Work to complete: Output the listing below exactly, minus its images.

Supplied material:
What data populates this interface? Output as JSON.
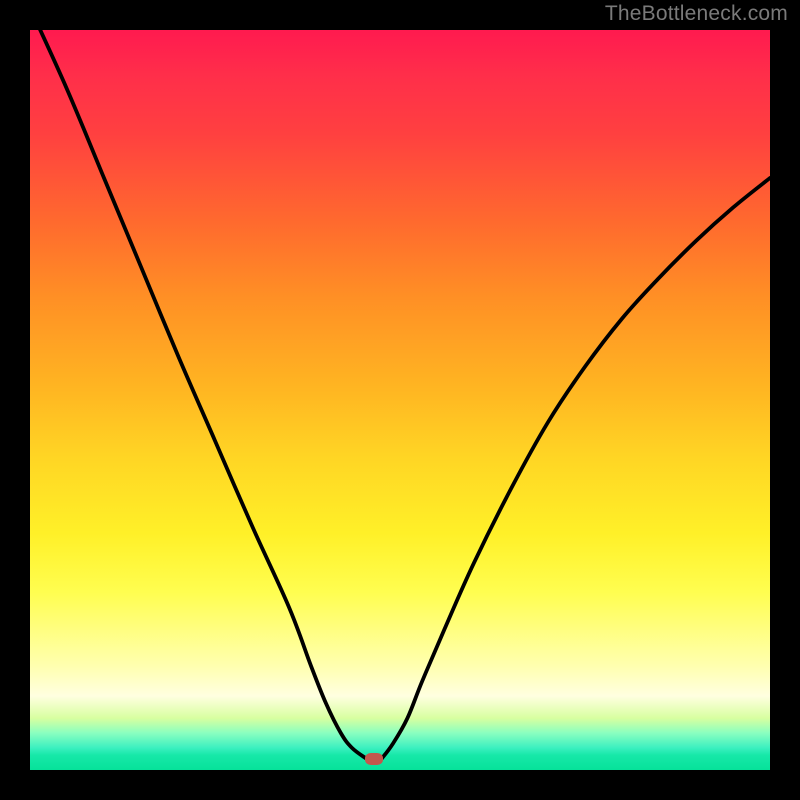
{
  "watermark": "TheBottleneck.com",
  "chart_data": {
    "type": "line",
    "title": "",
    "xlabel": "",
    "ylabel": "",
    "xlim": [
      0,
      100
    ],
    "ylim": [
      0,
      100
    ],
    "grid": false,
    "legend": false,
    "series": [
      {
        "name": "bottleneck-curve-left",
        "x": [
          0,
          5,
          10,
          15,
          20,
          25,
          30,
          35,
          38,
          40,
          42,
          43.5,
          45.5
        ],
        "y": [
          103,
          92,
          80,
          68,
          56,
          44.5,
          33,
          22,
          14,
          9,
          5,
          3,
          1.5
        ]
      },
      {
        "name": "bottleneck-curve-right",
        "x": [
          47.5,
          49,
          51,
          53,
          56,
          60,
          65,
          70,
          75,
          80,
          85,
          90,
          95,
          100
        ],
        "y": [
          1.5,
          3.5,
          7,
          12,
          19,
          28,
          38,
          47,
          54.5,
          61,
          66.5,
          71.5,
          76,
          80
        ]
      }
    ],
    "marker": {
      "x": 46.5,
      "y": 1.5,
      "color": "#c3584c"
    },
    "gradient_stops": [
      {
        "pos": 0,
        "color": "#ff1a4f"
      },
      {
        "pos": 50,
        "color": "#ffd624"
      },
      {
        "pos": 90,
        "color": "#ffffe0"
      },
      {
        "pos": 100,
        "color": "#06e29a"
      }
    ]
  }
}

Written solution:
What data populates this interface? Output as JSON.
{
  "watermark": "TheBottleneck.com",
  "chart_data": {
    "type": "line",
    "title": "",
    "xlabel": "",
    "ylabel": "",
    "xlim": [
      0,
      100
    ],
    "ylim": [
      0,
      100
    ],
    "grid": false,
    "legend": false,
    "series": [
      {
        "name": "bottleneck-curve-left",
        "x": [
          0,
          5,
          10,
          15,
          20,
          25,
          30,
          35,
          38,
          40,
          42,
          43.5,
          45.5
        ],
        "y": [
          103,
          92,
          80,
          68,
          56,
          44.5,
          33,
          22,
          14,
          9,
          5,
          3,
          1.5
        ]
      },
      {
        "name": "bottleneck-curve-right",
        "x": [
          47.5,
          49,
          51,
          53,
          56,
          60,
          65,
          70,
          75,
          80,
          85,
          90,
          95,
          100
        ],
        "y": [
          1.5,
          3.5,
          7,
          12,
          19,
          28,
          38,
          47,
          54.5,
          61,
          66.5,
          71.5,
          76,
          80
        ]
      }
    ],
    "marker": {
      "x": 46.5,
      "y": 1.5,
      "color": "#c3584c"
    },
    "gradient_stops": [
      {
        "pos": 0,
        "color": "#ff1a4f"
      },
      {
        "pos": 50,
        "color": "#ffd624"
      },
      {
        "pos": 90,
        "color": "#ffffe0"
      },
      {
        "pos": 100,
        "color": "#06e29a"
      }
    ]
  }
}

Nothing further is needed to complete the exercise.